The KOYLI was raised to thirteen battalions during World War I, and nine during World War II, including not only infantry but anti-aircraft and armoured units as well. During World War II the battalions served in all three fronts (Europe, North Africa and Asia-Pacific). In 1948, 1 KOYLI was disbanded and 2 KOYLI was renamed 1 KOYLI. In 1968, 1 KOYLI became the 2nd Battalion of The Light Infantry (2LI). In 2007 the LI merged with the Royal Green Jackets to form a new regiment, The Rifles. The former 1 KOYLI battalion (now 1LI) became '5 RIFLES'. The 51st first saw action during the Seven Years' War, gaining a reputation at Minden, its first battle honour. In 1803 it served in the first Kandyan War in Major-General Hay Macdowall's division. The regiment embarked for the Peninsula in 1807, serving with distinction. The regiment served on the extreme right at Waterloo, and was engaged at Hougoumont Farm. Both the 51st and 105th saw extensive service all over the Empire throughout the nineteenth century. The Second battalion (105th) fought well in the South African War. Both battalions served on the Western Front in World War I, as well as 3 Territorial and eight volunteer service battalions.

In World War II the regiment's nine battalions represented the new age of warfare. 5 and 8 KOYLI were anti-aircraft units, 7 KOYLI were armoured (in 1941, becoming 149th Regiment in the Royal Armoured Corps, but continuing to wear their KOYLI cap badge on the black beret of the RAC), and 9 KOYLI (formerly the Queen's Own Yorkshire Dragoons) was motorised. The KOYLI fought in Italy (hence their ironic Regimental Anthem "The D-Day Dodgers"), they also fought as a rearguard in the retreat through Burma. 1/4 Battalion of the regiment served through North West Europe crossing the channel several days after D-Day as part of the 49th Division. Reduced to one battalion after the war, the KOYLI took part in peace-keeping and counter-insurgency operations in the far east. The battalion finally moved to Berlin in 1967, where it joined the Light Infantry Regiment. The badge of the KOYLI is unique amongst English light infantry regiments as the horn is of the 'French' type (with a twist). The origins of this are obscure. It appears to have been adopted after Waterloo, however before this the 105th had an 'English' style Bugle horn with a loop. In its centre is the White Rose of York, linking to the regiment's home in Yorkshire. Unusual amongst British Army regiments, the badge lacks a crown. It was also the smallest cap badge used in the British Army.

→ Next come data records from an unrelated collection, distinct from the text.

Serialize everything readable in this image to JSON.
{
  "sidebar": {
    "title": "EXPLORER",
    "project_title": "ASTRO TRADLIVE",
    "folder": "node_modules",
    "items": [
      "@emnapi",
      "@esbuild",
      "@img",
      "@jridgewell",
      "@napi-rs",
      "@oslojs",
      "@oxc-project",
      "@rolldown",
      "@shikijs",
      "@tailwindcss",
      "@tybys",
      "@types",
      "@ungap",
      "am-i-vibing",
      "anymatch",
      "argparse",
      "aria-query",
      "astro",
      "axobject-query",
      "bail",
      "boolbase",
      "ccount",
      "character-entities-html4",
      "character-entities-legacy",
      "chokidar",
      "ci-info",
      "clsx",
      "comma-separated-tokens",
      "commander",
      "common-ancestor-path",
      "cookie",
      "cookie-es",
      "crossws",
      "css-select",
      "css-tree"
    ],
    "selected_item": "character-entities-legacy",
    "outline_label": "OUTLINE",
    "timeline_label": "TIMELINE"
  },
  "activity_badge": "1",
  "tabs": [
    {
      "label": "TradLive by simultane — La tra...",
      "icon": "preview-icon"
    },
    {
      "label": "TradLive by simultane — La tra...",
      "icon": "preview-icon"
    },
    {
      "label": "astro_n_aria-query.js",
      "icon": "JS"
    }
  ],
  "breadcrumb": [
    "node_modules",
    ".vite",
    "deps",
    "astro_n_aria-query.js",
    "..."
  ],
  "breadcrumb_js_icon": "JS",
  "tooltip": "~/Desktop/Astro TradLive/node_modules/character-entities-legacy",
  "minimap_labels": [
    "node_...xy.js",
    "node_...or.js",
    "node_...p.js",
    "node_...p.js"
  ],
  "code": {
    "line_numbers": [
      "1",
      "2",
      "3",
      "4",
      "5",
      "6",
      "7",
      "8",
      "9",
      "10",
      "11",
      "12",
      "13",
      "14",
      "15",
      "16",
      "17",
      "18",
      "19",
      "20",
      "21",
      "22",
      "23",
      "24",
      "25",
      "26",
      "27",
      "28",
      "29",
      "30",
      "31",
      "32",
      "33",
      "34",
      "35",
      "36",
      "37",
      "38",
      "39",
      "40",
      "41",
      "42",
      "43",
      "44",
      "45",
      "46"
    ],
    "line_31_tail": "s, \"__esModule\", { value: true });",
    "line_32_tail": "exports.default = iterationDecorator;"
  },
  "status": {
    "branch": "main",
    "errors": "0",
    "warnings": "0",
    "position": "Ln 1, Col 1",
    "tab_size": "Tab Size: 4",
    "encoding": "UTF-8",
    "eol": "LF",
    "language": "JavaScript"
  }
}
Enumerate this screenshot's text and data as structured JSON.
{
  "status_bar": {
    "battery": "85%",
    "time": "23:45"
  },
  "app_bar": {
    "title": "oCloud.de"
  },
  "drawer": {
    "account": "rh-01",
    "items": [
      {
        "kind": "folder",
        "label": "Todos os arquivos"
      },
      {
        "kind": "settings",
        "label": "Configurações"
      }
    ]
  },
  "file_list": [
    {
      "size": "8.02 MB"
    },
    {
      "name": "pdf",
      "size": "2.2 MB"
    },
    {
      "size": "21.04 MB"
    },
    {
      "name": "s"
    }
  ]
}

Please see our other items for more original WW1, WW2 & post war British military badges for sale including other King's Own Yorkshire Light Infantry KOYLI Regiment cap badges.